→ Exercise:
Whenever a line below mentions the word "content", that line should be copied.

[Recorded data]
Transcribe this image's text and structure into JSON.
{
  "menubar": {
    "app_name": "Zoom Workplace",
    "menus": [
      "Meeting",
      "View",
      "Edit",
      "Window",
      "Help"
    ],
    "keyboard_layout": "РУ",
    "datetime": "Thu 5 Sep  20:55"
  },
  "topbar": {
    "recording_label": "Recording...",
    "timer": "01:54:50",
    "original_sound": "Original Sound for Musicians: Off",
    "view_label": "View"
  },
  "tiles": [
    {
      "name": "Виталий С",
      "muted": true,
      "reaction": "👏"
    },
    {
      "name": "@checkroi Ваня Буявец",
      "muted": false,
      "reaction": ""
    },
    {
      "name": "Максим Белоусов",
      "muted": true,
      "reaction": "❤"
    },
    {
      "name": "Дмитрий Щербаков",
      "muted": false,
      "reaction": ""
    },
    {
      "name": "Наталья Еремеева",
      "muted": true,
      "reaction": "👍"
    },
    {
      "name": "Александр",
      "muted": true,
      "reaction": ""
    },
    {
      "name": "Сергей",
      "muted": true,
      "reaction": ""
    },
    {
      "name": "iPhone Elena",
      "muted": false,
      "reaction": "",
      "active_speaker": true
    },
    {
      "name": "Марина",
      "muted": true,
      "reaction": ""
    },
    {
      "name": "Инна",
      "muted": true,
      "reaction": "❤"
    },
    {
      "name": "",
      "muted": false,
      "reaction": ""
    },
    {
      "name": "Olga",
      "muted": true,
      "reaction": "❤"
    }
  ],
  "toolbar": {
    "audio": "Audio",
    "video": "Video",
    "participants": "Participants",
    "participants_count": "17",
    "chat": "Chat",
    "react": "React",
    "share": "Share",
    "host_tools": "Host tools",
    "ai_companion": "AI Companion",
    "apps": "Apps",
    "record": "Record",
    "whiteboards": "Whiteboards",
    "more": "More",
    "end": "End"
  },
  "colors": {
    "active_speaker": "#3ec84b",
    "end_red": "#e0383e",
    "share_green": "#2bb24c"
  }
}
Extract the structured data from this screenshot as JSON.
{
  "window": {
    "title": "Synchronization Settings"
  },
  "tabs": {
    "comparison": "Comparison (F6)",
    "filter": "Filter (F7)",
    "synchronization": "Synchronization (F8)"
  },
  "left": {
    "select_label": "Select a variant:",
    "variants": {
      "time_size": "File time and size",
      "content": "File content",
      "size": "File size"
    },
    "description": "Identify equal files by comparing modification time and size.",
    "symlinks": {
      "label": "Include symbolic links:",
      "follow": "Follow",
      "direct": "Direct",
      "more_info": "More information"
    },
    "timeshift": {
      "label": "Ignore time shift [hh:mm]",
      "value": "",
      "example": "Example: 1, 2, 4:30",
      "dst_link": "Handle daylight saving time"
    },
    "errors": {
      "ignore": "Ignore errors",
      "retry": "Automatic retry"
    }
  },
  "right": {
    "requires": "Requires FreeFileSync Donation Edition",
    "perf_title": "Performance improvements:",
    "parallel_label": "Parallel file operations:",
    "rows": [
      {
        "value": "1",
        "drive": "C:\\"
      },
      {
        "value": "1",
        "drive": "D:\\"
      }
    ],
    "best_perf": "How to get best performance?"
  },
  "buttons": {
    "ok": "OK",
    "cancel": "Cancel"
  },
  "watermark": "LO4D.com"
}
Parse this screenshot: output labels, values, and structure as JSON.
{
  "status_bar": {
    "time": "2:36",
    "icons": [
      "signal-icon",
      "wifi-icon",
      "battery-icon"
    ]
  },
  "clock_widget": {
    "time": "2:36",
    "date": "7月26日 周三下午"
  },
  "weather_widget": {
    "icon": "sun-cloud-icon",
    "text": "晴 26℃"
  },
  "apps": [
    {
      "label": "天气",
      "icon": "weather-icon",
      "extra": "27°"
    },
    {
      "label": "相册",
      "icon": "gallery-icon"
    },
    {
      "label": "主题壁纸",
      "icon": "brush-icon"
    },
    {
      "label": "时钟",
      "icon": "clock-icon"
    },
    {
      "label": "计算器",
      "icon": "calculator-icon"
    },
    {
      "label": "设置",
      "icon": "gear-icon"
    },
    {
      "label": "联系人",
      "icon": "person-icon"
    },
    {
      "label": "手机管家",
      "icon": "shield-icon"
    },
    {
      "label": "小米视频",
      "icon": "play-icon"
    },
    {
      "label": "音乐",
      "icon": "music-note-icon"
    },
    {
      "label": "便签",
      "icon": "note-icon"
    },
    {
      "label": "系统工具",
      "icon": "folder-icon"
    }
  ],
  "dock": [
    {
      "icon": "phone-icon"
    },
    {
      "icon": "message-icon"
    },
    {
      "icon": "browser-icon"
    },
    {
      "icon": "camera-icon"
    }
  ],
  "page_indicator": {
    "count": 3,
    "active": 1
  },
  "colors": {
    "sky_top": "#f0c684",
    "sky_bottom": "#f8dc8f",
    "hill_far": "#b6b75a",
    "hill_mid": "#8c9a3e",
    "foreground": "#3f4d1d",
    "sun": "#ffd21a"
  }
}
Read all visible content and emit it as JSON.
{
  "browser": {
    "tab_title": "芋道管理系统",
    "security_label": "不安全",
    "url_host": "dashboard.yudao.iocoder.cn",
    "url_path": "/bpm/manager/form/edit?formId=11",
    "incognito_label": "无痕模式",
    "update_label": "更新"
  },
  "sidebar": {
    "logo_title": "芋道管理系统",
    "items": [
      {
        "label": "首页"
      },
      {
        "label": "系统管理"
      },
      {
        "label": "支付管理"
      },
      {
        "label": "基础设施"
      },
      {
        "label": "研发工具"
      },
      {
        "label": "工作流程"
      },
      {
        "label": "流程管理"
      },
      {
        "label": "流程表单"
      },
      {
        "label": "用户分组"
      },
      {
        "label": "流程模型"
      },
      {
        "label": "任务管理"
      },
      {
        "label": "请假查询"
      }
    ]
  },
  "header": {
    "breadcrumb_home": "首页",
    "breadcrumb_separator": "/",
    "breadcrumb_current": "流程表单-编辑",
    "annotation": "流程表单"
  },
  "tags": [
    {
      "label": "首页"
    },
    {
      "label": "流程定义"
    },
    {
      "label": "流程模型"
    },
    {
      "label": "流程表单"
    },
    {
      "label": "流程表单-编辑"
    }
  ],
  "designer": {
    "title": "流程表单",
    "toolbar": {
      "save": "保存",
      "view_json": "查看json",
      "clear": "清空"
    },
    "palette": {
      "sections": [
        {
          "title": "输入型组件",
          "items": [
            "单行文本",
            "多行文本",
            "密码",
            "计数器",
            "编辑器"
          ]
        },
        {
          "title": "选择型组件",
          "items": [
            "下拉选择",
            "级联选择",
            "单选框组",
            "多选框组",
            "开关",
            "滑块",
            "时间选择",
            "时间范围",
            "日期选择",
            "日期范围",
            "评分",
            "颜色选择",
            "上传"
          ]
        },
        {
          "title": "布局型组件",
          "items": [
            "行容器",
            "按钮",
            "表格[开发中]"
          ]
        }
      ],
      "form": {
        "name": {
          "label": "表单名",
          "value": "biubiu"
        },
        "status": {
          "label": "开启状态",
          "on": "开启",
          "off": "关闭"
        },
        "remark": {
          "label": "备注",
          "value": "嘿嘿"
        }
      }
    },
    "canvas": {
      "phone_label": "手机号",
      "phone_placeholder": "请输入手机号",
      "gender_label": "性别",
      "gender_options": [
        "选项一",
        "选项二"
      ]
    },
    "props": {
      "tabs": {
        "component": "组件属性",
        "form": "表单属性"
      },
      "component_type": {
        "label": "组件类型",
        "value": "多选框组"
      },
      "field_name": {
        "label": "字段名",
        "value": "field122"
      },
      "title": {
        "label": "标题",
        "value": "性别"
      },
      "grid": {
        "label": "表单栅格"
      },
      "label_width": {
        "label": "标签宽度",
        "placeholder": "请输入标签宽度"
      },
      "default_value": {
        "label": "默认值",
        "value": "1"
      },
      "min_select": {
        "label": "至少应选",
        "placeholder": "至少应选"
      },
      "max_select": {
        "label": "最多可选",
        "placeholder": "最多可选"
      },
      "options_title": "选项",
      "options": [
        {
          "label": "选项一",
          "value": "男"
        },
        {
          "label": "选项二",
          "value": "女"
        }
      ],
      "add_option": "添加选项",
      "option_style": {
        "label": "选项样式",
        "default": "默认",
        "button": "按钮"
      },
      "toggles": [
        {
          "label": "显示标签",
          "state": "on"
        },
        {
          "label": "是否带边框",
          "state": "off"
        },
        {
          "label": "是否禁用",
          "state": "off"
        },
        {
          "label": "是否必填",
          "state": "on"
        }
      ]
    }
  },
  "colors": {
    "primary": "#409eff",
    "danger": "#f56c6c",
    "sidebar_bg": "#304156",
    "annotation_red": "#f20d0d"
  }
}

→ Solution:
      "content": "File content",
Read all visible content and emit it as JSON.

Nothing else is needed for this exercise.